Advice on EdTech from experts in Higher Education
In this blog, we thought we would take a break from sharing our views on technology in education and ask expert practitioners what they think. We have reached out to those involved in leading the digital transformation of prestigious Higher Education institutions and asked what advice they would give someone managing a major EdTech project.
There were many learning points, but we have managed to distill the results into three top tips (well, this is a blog after all).
1. Projects need a clear pedagogical purpose
Sometimes all the great technology now available can be distracting, but all the experts we interviewed stressed that it is of secondary importance. Without a clear and unambiguous vision for how a project is going to improve or transform pedagogy, then it is doomed to fail.
Our experts stressed the importance of being absolutely clear about how we are going to improve current teaching or learning.
As Albert Añaños (Distance Learning Projects Director, IESE) put it, “we have to know what is the need that is not being solved today or the need that can be solved in a better way - this is so important.”
It’s not sufficient just to have a good reason. The purpose of a project has to be set out and communicated clearly and unequivocally if the project is to be successful.
2. Success requires total stakeholder engagement
Most project management guides talk about the importance of engaging others. What was clear in our interviews though, was that successful Higher Education projects depend on a broad and deep engagement with more stakeholders than you would expect with projects for other industries. As Giuseppe Auricchio (Executive Director of Innovative Learning at IESE) put it, “decree does not work in Business Schools”.
Having the Dean or Vice Chancellor’s endorsement is, of course, a major plus, but almost every stakeholder may need persuading of the merits of both the project and the proposed solution.
An evidence-based approach helps. “Academics need research to believe in a project”, according to Ine Windey, ITEC, KU Leuven. She recommends “recruiting ambassadors – enthusiasts within the relevant faculties” to join the project team to overcome reservations.
Established teaching methods have helped the world’s prestigious Universities and Business Schools build their reputations and educate many cohorts of students.

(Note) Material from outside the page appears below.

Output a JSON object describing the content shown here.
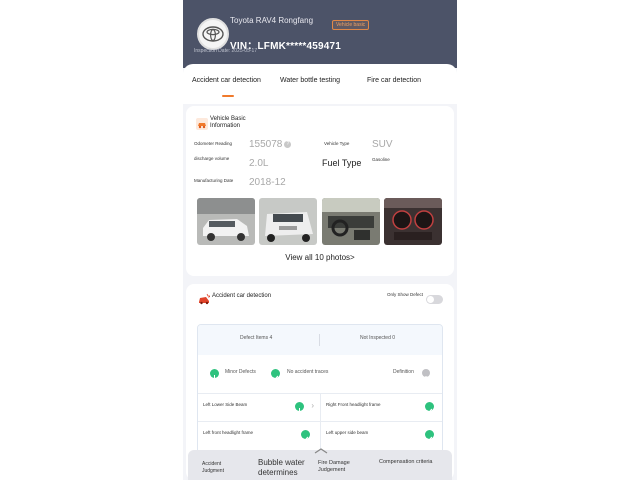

Persuading academics and others to change their approach can be a tall order.
And it’s not just the academics. Ine Windey said, “often students are far more eager than educators to adopt new technology, but for a few departments, it is the faculty members who lead the way and the students who need to be convinced”.
There is no substitute for experience.
Duncan Peberdy (Senior Lead Digital Learning Spaces at Jisc) has found the best way of encouraging digital transformation in Higher Education is to “hit the road”. Duncan has organized technology roadshows for over 20 of the UK’s Universities in the last three years. Creating “pop-up” digital teaching spaces that highlight how the latest technology and specialist furniture can transform teaching and learning wherever he goes.
Leaving the technology in place for typically a month, educators in each establishment (and their many visitors), experiment and work out for themselves how they could change the way they work using the latest EdTech available.
Having a setting for people to gather has additional benefits. Duncan encourages Universities to arrange a meeting of their Senior Leadership Team in the learning space while it’s on campus. Having the Vice-Chancellor, the Bursar, and others in the learning space can dramatically shorten the decision-making process.
One of the UK Universities he works with said “bringing us all together to experience the roadshow in the same location for a single meeting has probably driven our project forward by 2-3 years”.
This quote leads us to another important point.
Convincing others takes time.
Projects can move quickly at times, of course, but only when everyone is aligned. Small steps towards a clear vision make progress more certain. Taking full advantage to learn from both successes and failures on the way.
Giuseppe Auricchio summed this up nicely:
“Through experimentation over time, sometimes literally one faculty member by one faculty member, we deliver a solution to a need. They try it once, twice or three times. It becomes a pilot, and after a pilot, we scale across the whole organization. It’s a slow process, but the only one that really works”.
3. You need intuitive solutions and the right partners to deliver them
Our experts agree – there is simply no scope for technological solutions that need to be explained to staff or students. According to Albert Añaños, the time available for training is a “few minutes not hours” and “both professors and participants need to feel instantly comfortable with the technology”. This has to be considered at the very start of a project and dealt with in depth at the design stage.
There are so many demands on the time of both educators and learners, neither are willing to commit hours to learning how to use complex solutions. Nor should they.
Another point came out loud and clear from our interviews. Our experts are knowledgeable and proficient users of technology, but education is their business and their primary focus. They select the optimum solutions for their specific challenges and rely heavily on their partners to deliver and implement the right technology. This makes a selection of the right systems integrator critical for success. Experienced, knowledgeable, reliable, and trustworthy partners are just as important as the technology itself.
Those are the three top tips we gathered from interviews.
Summarizing many years of incredible achievement into “top tips” is difficult, so our apologies to our experts for the “advice we left behind”. We find our continued conversation with experts in Business Schools, Universities and Corporate Learning Departments essential and very rewarding. We hope you find these top tips useful too.